Stored entries:
^^^^^^^^

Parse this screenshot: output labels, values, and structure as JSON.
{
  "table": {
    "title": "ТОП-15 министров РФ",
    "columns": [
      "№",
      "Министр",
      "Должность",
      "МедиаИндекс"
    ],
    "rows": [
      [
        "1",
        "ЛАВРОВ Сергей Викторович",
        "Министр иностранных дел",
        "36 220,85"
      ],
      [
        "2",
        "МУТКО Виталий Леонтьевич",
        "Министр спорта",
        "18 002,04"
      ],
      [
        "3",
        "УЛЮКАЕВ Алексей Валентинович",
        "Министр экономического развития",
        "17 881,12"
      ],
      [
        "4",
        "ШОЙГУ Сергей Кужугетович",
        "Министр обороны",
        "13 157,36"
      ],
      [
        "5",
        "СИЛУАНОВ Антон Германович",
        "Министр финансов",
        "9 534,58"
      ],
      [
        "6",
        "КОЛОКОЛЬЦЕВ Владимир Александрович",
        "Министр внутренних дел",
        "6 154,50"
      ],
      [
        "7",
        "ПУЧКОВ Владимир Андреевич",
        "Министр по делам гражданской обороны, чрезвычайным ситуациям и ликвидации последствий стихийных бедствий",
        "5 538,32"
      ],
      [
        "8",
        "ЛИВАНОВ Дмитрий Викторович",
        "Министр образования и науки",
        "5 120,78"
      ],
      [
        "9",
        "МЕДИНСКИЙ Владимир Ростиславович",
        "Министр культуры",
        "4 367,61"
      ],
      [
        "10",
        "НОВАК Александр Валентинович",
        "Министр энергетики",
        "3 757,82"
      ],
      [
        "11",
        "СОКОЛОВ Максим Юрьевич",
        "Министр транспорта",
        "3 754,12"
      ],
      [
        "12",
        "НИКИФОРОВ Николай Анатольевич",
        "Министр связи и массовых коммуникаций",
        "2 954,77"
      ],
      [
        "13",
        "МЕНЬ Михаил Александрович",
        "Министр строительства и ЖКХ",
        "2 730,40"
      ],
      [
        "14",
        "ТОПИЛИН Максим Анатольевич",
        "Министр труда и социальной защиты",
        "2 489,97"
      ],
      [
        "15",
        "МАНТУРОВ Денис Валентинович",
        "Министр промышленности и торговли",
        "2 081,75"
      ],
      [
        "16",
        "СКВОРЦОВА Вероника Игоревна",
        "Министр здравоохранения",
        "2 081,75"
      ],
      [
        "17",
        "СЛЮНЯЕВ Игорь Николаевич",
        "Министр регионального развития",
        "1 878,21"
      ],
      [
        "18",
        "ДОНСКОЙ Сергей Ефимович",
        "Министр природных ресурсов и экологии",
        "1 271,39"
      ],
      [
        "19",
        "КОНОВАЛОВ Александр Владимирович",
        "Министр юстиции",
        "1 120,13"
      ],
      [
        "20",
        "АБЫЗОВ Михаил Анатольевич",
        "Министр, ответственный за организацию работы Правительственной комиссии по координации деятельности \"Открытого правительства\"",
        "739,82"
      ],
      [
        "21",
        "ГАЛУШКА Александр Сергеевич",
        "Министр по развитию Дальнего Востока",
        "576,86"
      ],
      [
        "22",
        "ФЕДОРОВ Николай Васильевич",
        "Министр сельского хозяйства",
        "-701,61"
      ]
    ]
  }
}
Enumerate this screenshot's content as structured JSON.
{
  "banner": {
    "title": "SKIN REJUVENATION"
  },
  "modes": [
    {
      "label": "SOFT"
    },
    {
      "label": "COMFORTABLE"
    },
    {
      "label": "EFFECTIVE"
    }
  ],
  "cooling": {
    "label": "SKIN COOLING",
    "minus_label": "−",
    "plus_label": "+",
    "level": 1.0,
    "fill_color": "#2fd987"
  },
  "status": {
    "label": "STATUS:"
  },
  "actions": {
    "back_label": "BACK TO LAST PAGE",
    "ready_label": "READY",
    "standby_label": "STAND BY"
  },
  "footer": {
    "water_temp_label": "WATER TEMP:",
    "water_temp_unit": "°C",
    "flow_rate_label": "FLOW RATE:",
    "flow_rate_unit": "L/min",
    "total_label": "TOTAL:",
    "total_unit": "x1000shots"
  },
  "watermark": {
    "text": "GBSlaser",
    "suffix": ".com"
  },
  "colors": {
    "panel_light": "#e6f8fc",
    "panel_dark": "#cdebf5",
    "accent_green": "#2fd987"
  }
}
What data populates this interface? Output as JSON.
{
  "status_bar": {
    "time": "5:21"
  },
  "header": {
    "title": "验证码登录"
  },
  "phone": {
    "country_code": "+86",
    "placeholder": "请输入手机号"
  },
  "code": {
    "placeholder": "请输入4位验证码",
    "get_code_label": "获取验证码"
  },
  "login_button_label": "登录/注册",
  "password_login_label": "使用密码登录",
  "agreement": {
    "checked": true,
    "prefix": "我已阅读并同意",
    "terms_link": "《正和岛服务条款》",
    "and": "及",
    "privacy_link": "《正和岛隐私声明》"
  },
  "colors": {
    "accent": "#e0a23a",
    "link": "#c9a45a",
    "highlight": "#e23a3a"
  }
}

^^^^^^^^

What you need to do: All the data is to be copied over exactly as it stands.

Written reply:
Parse this screenshot: output labels, values, and structure as JSON.
{
  "table": {
    "title": "ТОП-15 министров РФ",
    "columns": [
      "№",
      "Министр",
      "Должность",
      "МедиаИндекс"
    ],
    "rows": [
      [
        "1",
        "ЛАВРОВ Сергей Викторович",
        "Министр иностранных дел",
        "36 220,85"
      ],
      [
        "2",
        "МУТКО Виталий Леонтьевич",
        "Министр спорта",
        "18 002,04"
      ],
      [
        "3",
        "УЛЮКАЕВ Алексей Валентинович",
        "Министр экономического развития",
        "17 881,12"
      ],
      [
        "4",
        "ШОЙГУ Сергей Кужугетович",
        "Министр обороны",
        "13 157,36"
      ],
      [
        "5",
        "СИЛУАНОВ Антон Германович",
        "Министр финансов",
        "9 534,58"
      ],
      [
        "6",
        "КОЛОКОЛЬЦЕВ Владимир Александрович",
        "Министр внутренних дел",
        "6 154,50"
      ],
      [
        "7",
        "ПУЧКОВ Владимир Андреевич",
        "Министр по делам гражданской обороны, чрезвычайным ситуациям и ликвидации последствий стихийных бедствий",
        "5 538,32"
      ],
      [
        "8",
        "ЛИВАНОВ Дмитрий Викторович",
        "Министр образования и науки",
        "5 120,78"
      ],
      [
        "9",
        "МЕДИНСКИЙ Владимир Ростиславович",
        "Министр культуры",
        "4 367,61"
      ],
      [
        "10",
        "НОВАК Александр Валентинович",
        "Министр энергетики",
        "3 757,82"
      ],
      [
        "11",
        "СОКОЛОВ Максим Юрьевич",
        "Министр транспорта",
        "3 754,12"
      ],
      [
        "12",
        "НИКИФОРОВ Николай Анатольевич",
        "Министр связи и массовых коммуникаций",
        "2 954,77"
      ],
      [
        "13",
        "МЕНЬ Михаил Александрович",
        "Министр строительства и ЖКХ",
        "2 730,40"
      ],
      [
        "14",
        "ТОПИЛИН Максим Анатольевич",
        "Министр труда и социальной защиты",
        "2 489,97"
      ],
      [
        "15",
        "МАНТУРОВ Денис Валентинович",
        "Министр промышленности и торговли",
        "2 081,75"
      ],
      [
        "16",
        "СКВОРЦОВА Вероника Игоревна",
        "Министр здравоохранения",
        "2 081,75"
      ],
      [
        "17",
        "СЛЮНЯЕВ Игорь Николаевич",
        "Министр регионального развития",
        "1 878,21"
      ],
      [
        "18",
        "ДОНСКОЙ Сергей Ефимович",
        "Министр природных ресурсов и экологии",
        "1 271,39"
      ],
      [
        "19",
        "КОНОВАЛОВ Александр Владимирович",
        "Министр юстиции",
        "1 120,13"
      ],
      [
        "20",
        "АБЫЗОВ Михаил Анатольевич",
        "Министр, ответственный за организацию работы Правительственной комиссии по координации деятельности \"Открытого правительства\"",
        "739,82"
      ],
      [
        "21",
        "ГАЛУШКА Александр Сергеевич",
        "Министр по развитию Дальнего Востока",
        "576,86"
      ],
      [
        "22",
        "ФЕДОРОВ Николай Васильевич",
        "Министр сельского хозяйства",
        "-701,61"
      ]
    ]
  }
}
Enumerate this screenshot's content as structured JSON.
{
  "banner": {
    "title": "SKIN REJUVENATION"
  },
  "modes": [
    {
      "label": "SOFT"
    },
    {
      "label": "COMFORTABLE"
    },
    {
      "label": "EFFECTIVE"
    }
  ],
  "cooling": {
    "label": "SKIN COOLING",
    "minus_label": "−",
    "plus_label": "+",
    "level": 1.0,
    "fill_color": "#2fd987"
  },
  "status": {
    "label": "STATUS:"
  },
  "actions": {
    "back_label": "BACK TO LAST PAGE",
    "ready_label": "READY",
    "standby_label": "STAND BY"
  },
  "footer": {
    "water_temp_label": "WATER TEMP:",
    "water_temp_unit": "°C",
    "flow_rate_label": "FLOW RATE:",
    "flow_rate_unit": "L/min",
    "total_label": "TOTAL:",
    "total_unit": "x1000shots"
  },
  "watermark": {
    "text": "GBSlaser",
    "suffix": ".com"
  },
  "colors": {
    "panel_light": "#e6f8fc",
    "panel_dark": "#cdebf5",
    "accent_green": "#2fd987"
  }
}
What data populates this interface? Output as JSON.
{
  "status_bar": {
    "time": "5:21"
  },
  "header": {
    "title": "验证码登录"
  },
  "phone": {
    "country_code": "+86",
    "placeholder": "请输入手机号"
  },
  "code": {
    "placeholder": "请输入4位验证码",
    "get_code_label": "获取验证码"
  },
  "login_button_label": "登录/注册",
  "password_login_label": "使用密码登录",
  "agreement": {
    "checked": true,
    "prefix": "我已阅读并同意",
    "terms_link": "《正和岛服务条款》",
    "and": "及",
    "privacy_link": "《正和岛隐私声明》"
  },
  "colors": {
    "accent": "#e0a23a",
    "link": "#c9a45a",
    "highlight": "#e23a3a"
  }
}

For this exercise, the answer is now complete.